Check out more construction photos, along with the competition proposal renderings, after the break.

2011 Detroit Canstruction® Design/Build Exhibit

Courtesy of Gleaners Community Food Bank of Southeastern Michigan
Courtesy of Gleaners Community Food Bank of Southeastern Michigan

From October 26-30, 2011, the community is invited to the Detroit Institute of Arts’ (DIA) Great Hall to explore the 2011 Detroit Canstruction® Design/Build exhibit. Giant sculptures made completely of canned food will be on display highlighting the event’s theme – “You can’t spell food without the D.”

Thousands of vegetable, soup and other canned goods will be used to create unique works of art built by teams of local architects, designers, engineers, contractors and students. Detroit Canstructionâ will help raise awareness about hunger issues while nourishing families in need. All cans used in the exhibits will be donated to Gleaners Community Food Bank of Southeastern Michigan (Gleaners). More information on the event after the break.

Restoring a Classic: Richard Meier's Douglas House

Courtesy of Dwell
Courtesy of Dwell

Referred to as one of Meier’s best works, the Douglas House hovers over the shores of Lake Michigan placed upon a steep slope over the water almost as if it is floating amongst the trees. The Douglas House was designed for clients Jim and Jean Douglas and was completed in 1973 after a three year construction period (1971-1973). Meier furnished the home with furniture designed by Le Corbusier, Mies van der Rohe, and himself, and it needed no ornamentation other than the nature it was designed around.

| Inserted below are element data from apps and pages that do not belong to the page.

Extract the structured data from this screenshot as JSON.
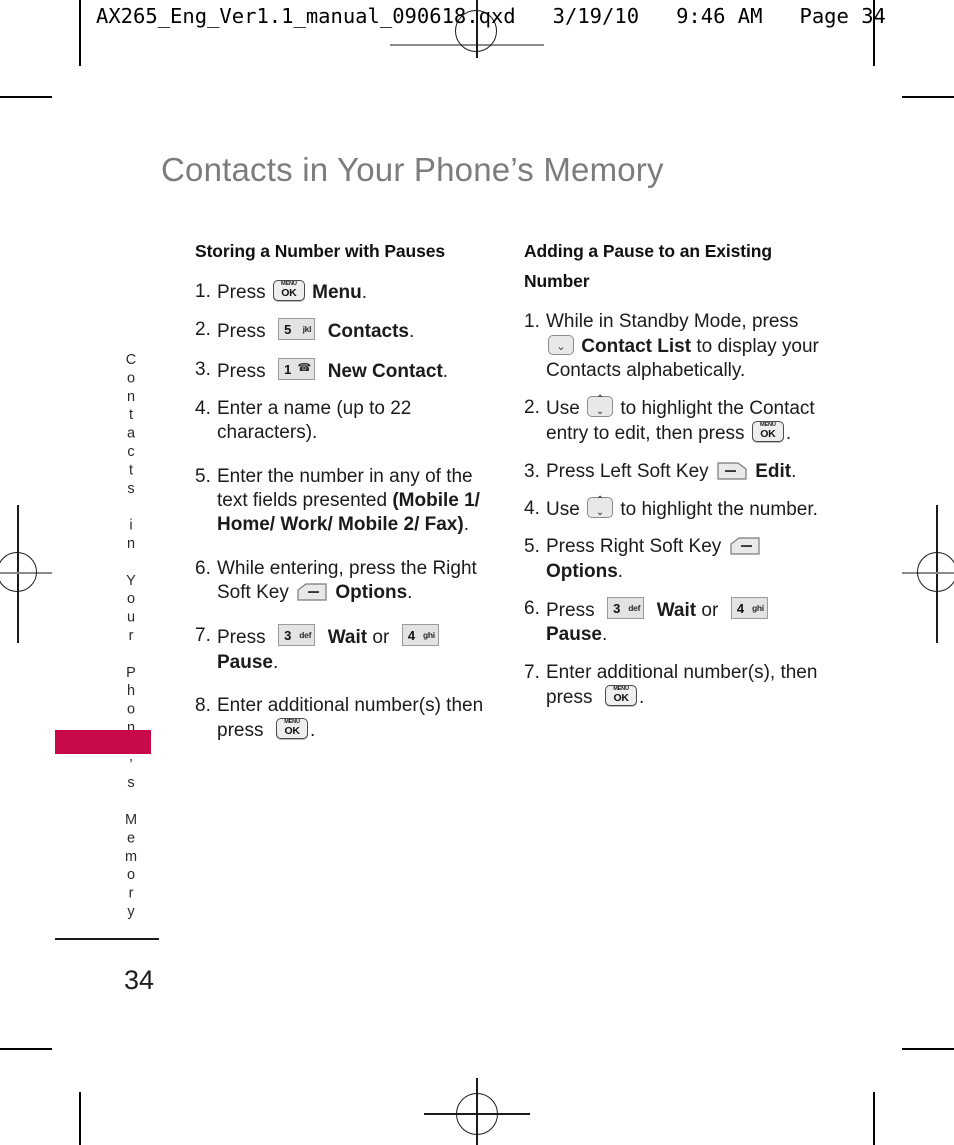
{
  "print_header": {
    "text": "AX265_Eng_Ver1.1_manual_090618.qxd   3/19/10   9:46 AM   Page 34"
  },
  "page": {
    "title": "Contacts in Your Phone’s Memory",
    "side_tab": "Contacts in Your Phone’s Memory",
    "number": "34",
    "accent_color": "#c80a4b",
    "title_color": "#7c7c7c"
  },
  "left_column": {
    "heading": "Storing a Number with Pauses",
    "steps": [
      {
        "num": "1.",
        "pre": "Press",
        "key": "menu-ok",
        "post_bold": "Menu",
        "post": "."
      },
      {
        "num": "2.",
        "pre": "Press",
        "key": "5-jkl",
        "post_bold": "Contacts",
        "post": "."
      },
      {
        "num": "3.",
        "pre": "Press",
        "key": "1-voicemail",
        "post_bold": "New Contact",
        "post": "."
      },
      {
        "num": "4.",
        "text": "Enter a name (up to 22 characters)."
      },
      {
        "num": "5.",
        "text_a": "Enter the number in any of the text fields presented ",
        "text_b": "(Mobile 1/ Home/ Work/ Mobile 2/ Fax)",
        "text_c": "."
      },
      {
        "num": "6.",
        "pre": "While entering, press the Right Soft Key",
        "key": "right-soft-key",
        "post_bold": "Options",
        "post": "."
      },
      {
        "num": "7.",
        "pre": "Press",
        "key": "3-def",
        "mid_bold": "Wait",
        "mid": "or",
        "key2": "4-ghi",
        "post_bold": "Pause",
        "post": "."
      },
      {
        "num": "8.",
        "pre": "Enter additional number(s) then press",
        "key": "menu-ok",
        "post": "."
      }
    ]
  },
  "right_column": {
    "heading": "Adding a Pause to an Existing Number",
    "steps": [
      {
        "num": "1.",
        "pre": "While in Standby Mode, press",
        "key": "down-arrow",
        "post_bold": "Contact List",
        "post": " to display your Contacts alphabetically."
      },
      {
        "num": "2.",
        "pre": "Use",
        "key": "up-down-arrow",
        "mid": "to highlight the Contact entry to edit, then press",
        "key2": "menu-ok",
        "post": "."
      },
      {
        "num": "3.",
        "pre": "Press Left Soft Key",
        "key": "left-soft-key",
        "post_bold": "Edit",
        "post": "."
      },
      {
        "num": "4.",
        "pre": "Use",
        "key": "up-down-arrow",
        "mid": "to highlight the number.",
        "post": ""
      },
      {
        "num": "5.",
        "pre": "Press Right Soft Key",
        "key": "right-soft-key",
        "post_bold": "Options",
        "post": "."
      },
      {
        "num": "6.",
        "pre": "Press",
        "key": "3-def",
        "mid_bold": "Wait",
        "mid": "or",
        "key2": "4-ghi",
        "post_bold": "Pause",
        "post": "."
      },
      {
        "num": "7.",
        "pre": "Enter additional number(s), then press",
        "key": "menu-ok",
        "post": "."
      }
    ]
  },
  "keys": {
    "menu_ok": {
      "top": "MENU",
      "bottom": "OK"
    },
    "k5": {
      "digit": "5",
      "letters": "jkl"
    },
    "k1": {
      "digit": "1",
      "letters": "☎"
    },
    "k3": {
      "digit": "3",
      "letters": "def"
    },
    "k4": {
      "digit": "4",
      "letters": "ghi"
    },
    "nav_up": "▲",
    "nav_down": "▼"
  }
}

As is typical of Meier buildings, the house is completely white made with reinforced concrete and glass except for two steel pipes that extend from the chimney up to the roof, framing views at the entry level. Taking the natural surroundings into consideration during the construction, the house was positioned to remove as few trees as possible.

Featured in Dwell’s latest edition (out this week!), the full article can be found following the break.

Courtesy of DwellCourtesy of DwellCourtesy of DwellCourtesy of Dwell+ 16

Myrtle Beach International Airport / inFORM Studio

© inFORM Studio
© inFORM Studio

The Terminal Expansion Capacity Program for the Myrtle Beach International Airport demonstrated a need to develop a new terminal for airport operations and additional gates to serve the increased passenger load. inFORM Studio‘s $129 million project, governed by a tight budget and site parameters, includes a new ticketing lobby, baggage claim, baggage handling, TSA screening, a new 5 gate concourse and connector bridge to existing concourse with an additional gate integrated into the bridge to maximize the efficiency of circulation space. More information and images of the Myrtle Beach International Airport after the break.

Detroit by Design

Detroit by Design’, a symposium and exhibition hosted by the AIA Detroit Urban Priorities Committee, will welcome the architecture and design community to study the unique and challenged urban infrastructure of Detroit through three key issues: urban centers, transportation, urban agriculture over the next three months. This month ‘Detroit by Design’ will address the topic of transportation with an exhibit on April 5th and discussions on April 13th. All exhibits and symposiums will be held at the Detroit Public Library and are free and open to public. Further details of ‘Detroit by Design’ following the break.

Frank Lloyd Wright’s Turkel House Gets a Second Life

© Flickr: The Javelina. Used under <a href='https://creativecommons.org/licenses/by-sa/2.0/'>Creative Commons</a>
© Flickr: The Javelina. Used under Creative Commons

When Dale Morgan and Norman Silk spotted a “For Sale” sign in front of a contemporary home in the Palmer Woods neighborhood of Detroit it was just what they were looking for, so they snatched it up. Little did they know that they had just stumbled into buying a true Frank Lloyd Wright designed home, known as the Turkel House.

To answer the question you are all asking yourselves, how could they not have known, it turns out that 25 years of disrepair, long periods of vacancy and changing owners hands combined with years of deferred maintenance and overgrown vegetation can hide a FLW design quite well.

More following the break.